TASK GOAL: Could you repeat every record below exactly, leaving out the pictures?

=== MATERIAL PROVIDED ===

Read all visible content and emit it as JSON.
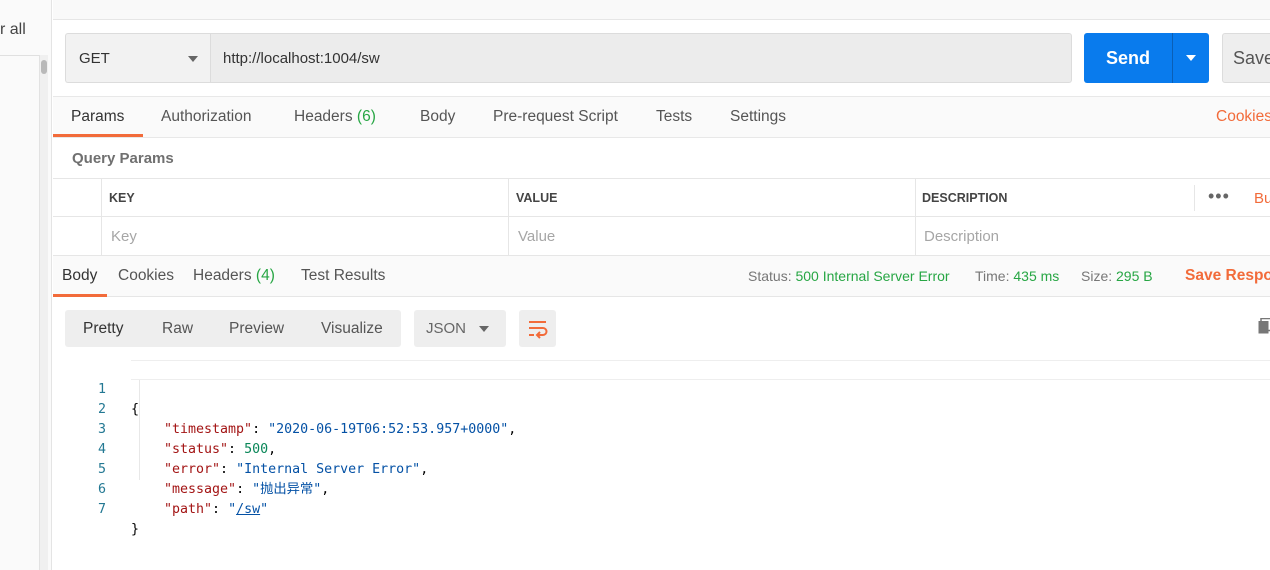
{
  "sidebar": {
    "partial_label": "r all"
  },
  "request": {
    "method": "GET",
    "url": "http://localhost:1004/sw",
    "send_label": "Send",
    "save_label": "Save"
  },
  "request_tabs": [
    {
      "label": "Params"
    },
    {
      "label": "Authorization"
    },
    {
      "label": "Headers",
      "count": "(6)"
    },
    {
      "label": "Body"
    },
    {
      "label": "Pre-request Script"
    },
    {
      "label": "Tests"
    },
    {
      "label": "Settings"
    }
  ],
  "cookies_label": "Cookies",
  "query_params": {
    "title": "Query Params",
    "columns": [
      "KEY",
      "VALUE",
      "DESCRIPTION"
    ],
    "placeholders": [
      "Key",
      "Value",
      "Description"
    ],
    "more_label": "•••",
    "bulk_label": "Bu"
  },
  "response": {
    "tabs": [
      {
        "label": "Body"
      },
      {
        "label": "Cookies"
      },
      {
        "label": "Headers",
        "count": "(4)"
      },
      {
        "label": "Test Results"
      }
    ],
    "status_label": "Status:",
    "status_value": "500 Internal Server Error",
    "time_label": "Time:",
    "time_value": "435 ms",
    "size_label": "Size:",
    "size_value": "295 B",
    "save_response_label": "Save Respor"
  },
  "view": {
    "tabs": [
      "Pretty",
      "Raw",
      "Preview",
      "Visualize"
    ],
    "format": "JSON"
  },
  "body": {
    "line_numbers": [
      "1",
      "2",
      "3",
      "4",
      "5",
      "6",
      "7"
    ],
    "open_brace": "{",
    "close_brace": "}",
    "timestamp_key": "\"timestamp\"",
    "timestamp_val": "\"2020-06-19T06:52:53.957+0000\"",
    "status_key": "\"status\"",
    "status_val": "500",
    "error_key": "\"error\"",
    "error_val": "\"Internal Server Error\"",
    "message_key": "\"message\"",
    "message_val": "\"抛出异常\"",
    "path_key": "\"path\"",
    "path_val_open": "\"",
    "path_val_link": "/sw",
    "path_val_close": "\""
  },
  "colors": {
    "accent_orange": "#f26b3a",
    "send_blue": "#097bed",
    "success_green": "#27a644"
  }
}
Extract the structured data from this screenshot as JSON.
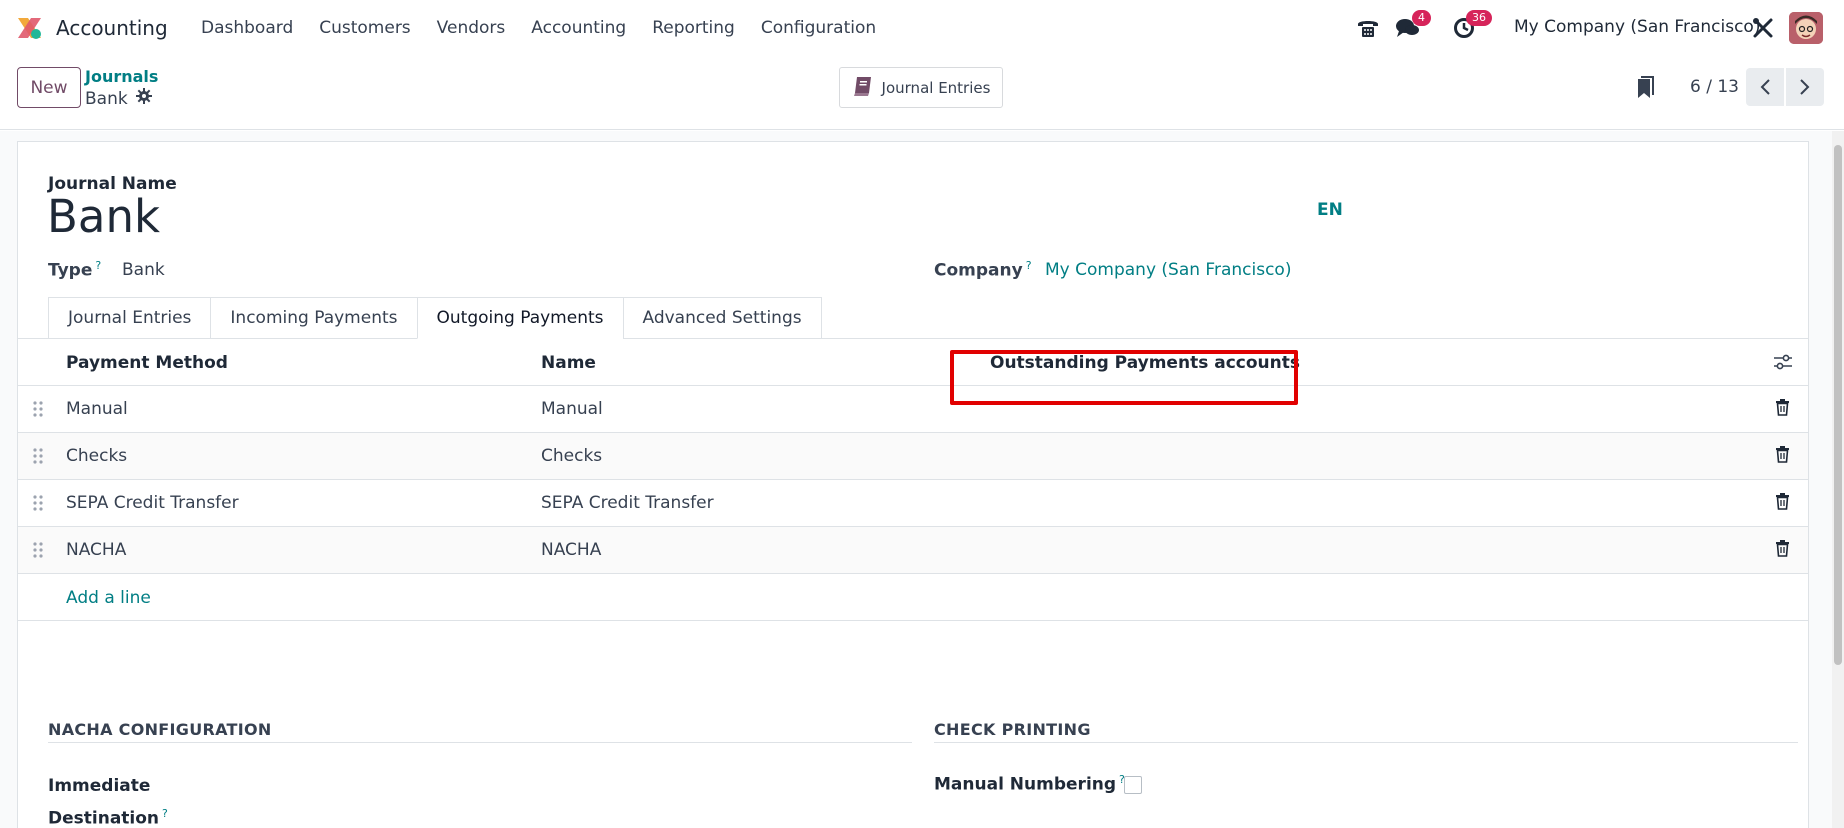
{
  "navbar": {
    "app_name": "Accounting",
    "menu": [
      "Dashboard",
      "Customers",
      "Vendors",
      "Accounting",
      "Reporting",
      "Configuration"
    ],
    "messages_badge": "4",
    "activities_badge": "36",
    "company": "My Company (San Francisco)"
  },
  "control_panel": {
    "new_label": "New",
    "breadcrumb_parent": "Journals",
    "breadcrumb_current": "Bank",
    "smart_button_label": "Journal Entries",
    "pager_value": "6 / 13"
  },
  "form": {
    "journal_name_label": "Journal Name",
    "journal_name": "Bank",
    "language": "EN",
    "type_label": "Type",
    "type_value": "Bank",
    "company_label": "Company",
    "company_value": "My Company (San Francisco)",
    "help_mark": "?"
  },
  "tabs": [
    "Journal Entries",
    "Incoming Payments",
    "Outgoing Payments",
    "Advanced Settings"
  ],
  "active_tab": "Outgoing Payments",
  "table": {
    "headers": [
      "Payment Method",
      "Name",
      "Outstanding Payments accounts"
    ],
    "rows": [
      {
        "method": "Manual",
        "name": "Manual"
      },
      {
        "method": "Checks",
        "name": "Checks"
      },
      {
        "method": "SEPA Credit Transfer",
        "name": "SEPA Credit Transfer"
      },
      {
        "method": "NACHA",
        "name": "NACHA"
      }
    ],
    "add_line": "Add a line"
  },
  "sections": {
    "nacha_title": "NACHA CONFIGURATION",
    "immediate_line1": "Immediate",
    "immediate_line2": "Destination",
    "check_title": "CHECK PRINTING",
    "manual_numbering": "Manual Numbering"
  },
  "colors": {
    "brand": "#714b67",
    "link": "#017e84",
    "badge": "#d6245a",
    "highlight": "#e10000"
  }
}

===

SOLVED PROBLEM:
Read all visible content and emit it as JSON.
{
  "sidebar": {
    "partial_label": "r all"
  },
  "request": {
    "method": "GET",
    "url": "http://localhost:1004/sw",
    "send_label": "Send",
    "save_label": "Save"
  },
  "request_tabs": [
    {
      "label": "Params"
    },
    {
      "label": "Authorization"
    },
    {
      "label": "Headers",
      "count": "(6)"
    },
    {
      "label": "Body"
    },
    {
      "label": "Pre-request Script"
    },
    {
      "label": "Tests"
    },
    {
      "label": "Settings"
    }
  ],
  "cookies_label": "Cookies",
  "query_params": {
    "title": "Query Params",
    "columns": [
      "KEY",
      "VALUE",
      "DESCRIPTION"
    ],
    "placeholders": [
      "Key",
      "Value",
      "Description"
    ],
    "more_label": "•••",
    "bulk_label": "Bu"
  },
  "response": {
    "tabs": [
      {
        "label": "Body"
      },
      {
        "label": "Cookies"
      },
      {
        "label": "Headers",
        "count": "(4)"
      },
      {
        "label": "Test Results"
      }
    ],
    "status_label": "Status:",
    "status_value": "500 Internal Server Error",
    "time_label": "Time:",
    "time_value": "435 ms",
    "size_label": "Size:",
    "size_value": "295 B",
    "save_response_label": "Save Respor"
  },
  "view": {
    "tabs": [
      "Pretty",
      "Raw",
      "Preview",
      "Visualize"
    ],
    "format": "JSON"
  },
  "body": {
    "line_numbers": [
      "1",
      "2",
      "3",
      "4",
      "5",
      "6",
      "7"
    ],
    "open_brace": "{",
    "close_brace": "}",
    "timestamp_key": "\"timestamp\"",
    "timestamp_val": "\"2020-06-19T06:52:53.957+0000\"",
    "status_key": "\"status\"",
    "status_val": "500",
    "error_key": "\"error\"",
    "error_val": "\"Internal Server Error\"",
    "message_key": "\"message\"",
    "message_val": "\"抛出异常\"",
    "path_key": "\"path\"",
    "path_val_open": "\"",
    "path_val_link": "/sw",
    "path_val_close": "\""
  },
  "colors": {
    "accent_orange": "#f26b3a",
    "send_blue": "#097bed",
    "success_green": "#27a644"
  }
}
Extract the structured data from this screenshot as JSON.
{
  "navbar": {
    "app_name": "Accounting",
    "menu": [
      "Dashboard",
      "Customers",
      "Vendors",
      "Accounting",
      "Reporting",
      "Configuration"
    ],
    "messages_badge": "4",
    "activities_badge": "36",
    "company": "My Company (San Francisco)"
  },
  "control_panel": {
    "new_label": "New",
    "breadcrumb_parent": "Journals",
    "breadcrumb_current": "Bank",
    "smart_button_label": "Journal Entries",
    "pager_value": "6 / 13"
  },
  "form": {
    "journal_name_label": "Journal Name",
    "journal_name": "Bank",
    "language": "EN",
    "type_label": "Type",
    "type_value": "Bank",
    "company_label": "Company",
    "company_value": "My Company (San Francisco)",
    "help_mark": "?"
  },
  "tabs": [
    "Journal Entries",
    "Incoming Payments",
    "Outgoing Payments",
    "Advanced Settings"
  ],
  "active_tab": "Outgoing Payments",
  "table": {
    "headers": [
      "Payment Method",
      "Name",
      "Outstanding Payments accounts"
    ],
    "rows": [
      {
        "method": "Manual",
        "name": "Manual"
      },
      {
        "method": "Checks",
        "name": "Checks"
      },
      {
        "method": "SEPA Credit Transfer",
        "name": "SEPA Credit Transfer"
      },
      {
        "method": "NACHA",
        "name": "NACHA"
      }
    ],
    "add_line": "Add a line"
  },
  "sections": {
    "nacha_title": "NACHA CONFIGURATION",
    "immediate_line1": "Immediate",
    "immediate_line2": "Destination",
    "check_title": "CHECK PRINTING",
    "manual_numbering": "Manual Numbering"
  },
  "colors": {
    "brand": "#714b67",
    "link": "#017e84",
    "badge": "#d6245a",
    "highlight": "#e10000"
  }
}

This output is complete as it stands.